Old 09/26/2001, 10:50 AM   #2
Premium Member
Gonodactylus's Avatar
Join Date: Aug 2001
Location: Berkeley, CA, USA
Posts: 5,022
How to ship a mantis shrimp II.

5. How big should the ocntainer be for an animal? This depends on several factors including how long it will take to get to the destination, how big the animal is, and the species of mantis shrimp. We typically use "cubitaniners", flexible plastic containers that don't puncture easily, can be re-used, and that pack efficiently because they are cubes. They come in 1 and 4 litre sizes. We also use 500 cc and 1 litre plastic water bottles. (Never use a soft drink bottle. Even if you boil it, you can't get it sufficiently clean not to kill a stomatopod!) Here are some minimal size suggestions. Containers are 1/4 full of water, the rest air or oxygen.

1 inch mantis - 250 ml plastic bottle
2 inch mantis - 500 ml
2.5 inch mantis - 1 litre
3 inch mantis - 2 litre
4 inch mantis - 4 litre or bigger
5 inch mantis - 6 litre
6 inch mantis - > 6 litre

If you are using holy bottles like we do, you can put about 4 two inch manits shrimp in a 4 litre container, but if one animal dies, it will take out the entire container.

6. Don't ship an animal that has just molted. Wait at least a week. Also, don't ship an animal that is about to molt. Since that is difficult to tell if an animal is going to molt without microscopic examiniation, you will have to use behavioral cues. A good indicatior is when the animal stops eating. Also, if you see an increase in digging, this often suggests an approaching molt. Females with eggs are also difficult to ship and require much more water and air. Females that lay during shipping usually die.

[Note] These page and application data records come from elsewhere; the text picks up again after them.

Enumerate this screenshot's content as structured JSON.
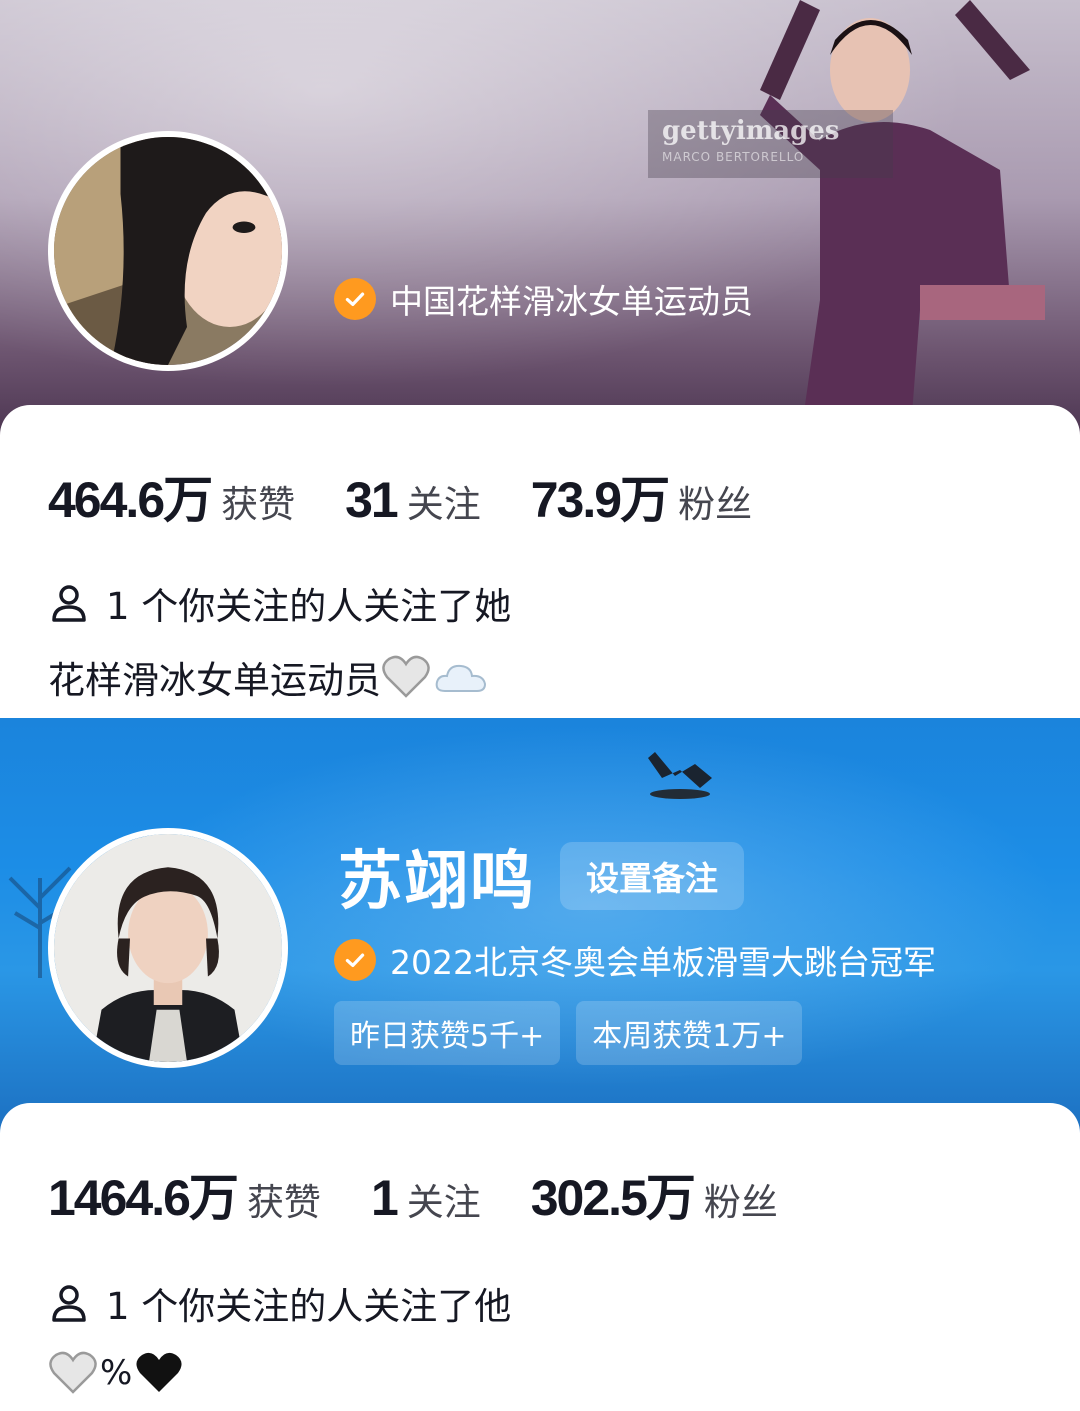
{
  "profile1": {
    "header_watermark": {
      "brand": "gettyimages",
      "credit": "MARCO BERTORELLO"
    },
    "verified_title": "中国花样滑冰女单运动员",
    "stats": [
      {
        "value": "464.6万",
        "label": "获赞"
      },
      {
        "value": "31",
        "label": "关注"
      },
      {
        "value": "73.9万",
        "label": "粉丝"
      }
    ],
    "mutual_text": "1 个你关注的人关注了她",
    "bio_text": "花样滑冰女单运动员",
    "bio_emojis": [
      "white-heart-icon",
      "cloud-icon"
    ]
  },
  "profile2": {
    "name": "苏翊鸣",
    "remark_button": "设置备注",
    "verified_title": "2022北京冬奥会单板滑雪大跳台冠军",
    "tags": [
      "昨日获赞5千+",
      "本周获赞1万+"
    ],
    "stats": [
      {
        "value": "1464.6万",
        "label": "获赞"
      },
      {
        "value": "1",
        "label": "关注"
      },
      {
        "value": "302.5万",
        "label": "粉丝"
      }
    ],
    "mutual_text": "1 个你关注的人关注了他",
    "bio_text": "%",
    "bio_emojis": [
      "white-heart-icon",
      "black-heart-icon"
    ]
  },
  "colors": {
    "verified_badge": "#ff9a1f",
    "profile1_header": "#a99ab0",
    "profile2_header": "#1c8de6",
    "stat_number": "#161823"
  }
}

7. Don't feed the animal for a day prior to shiping. It takes a day for a stomatopod to clear its gut.

8. Water quality is critical. If possible, use freshly mixed artificial sea water or sea water taken from off shore. Water from your aquarium contains some nutrients and will foul more quickly.

9. Don't use commercial products frequently used to reduce stress when shipping fish. Stomatopods don't do well with such products.

Hope this helps.


Gonodactylus is offline   Reply With Quote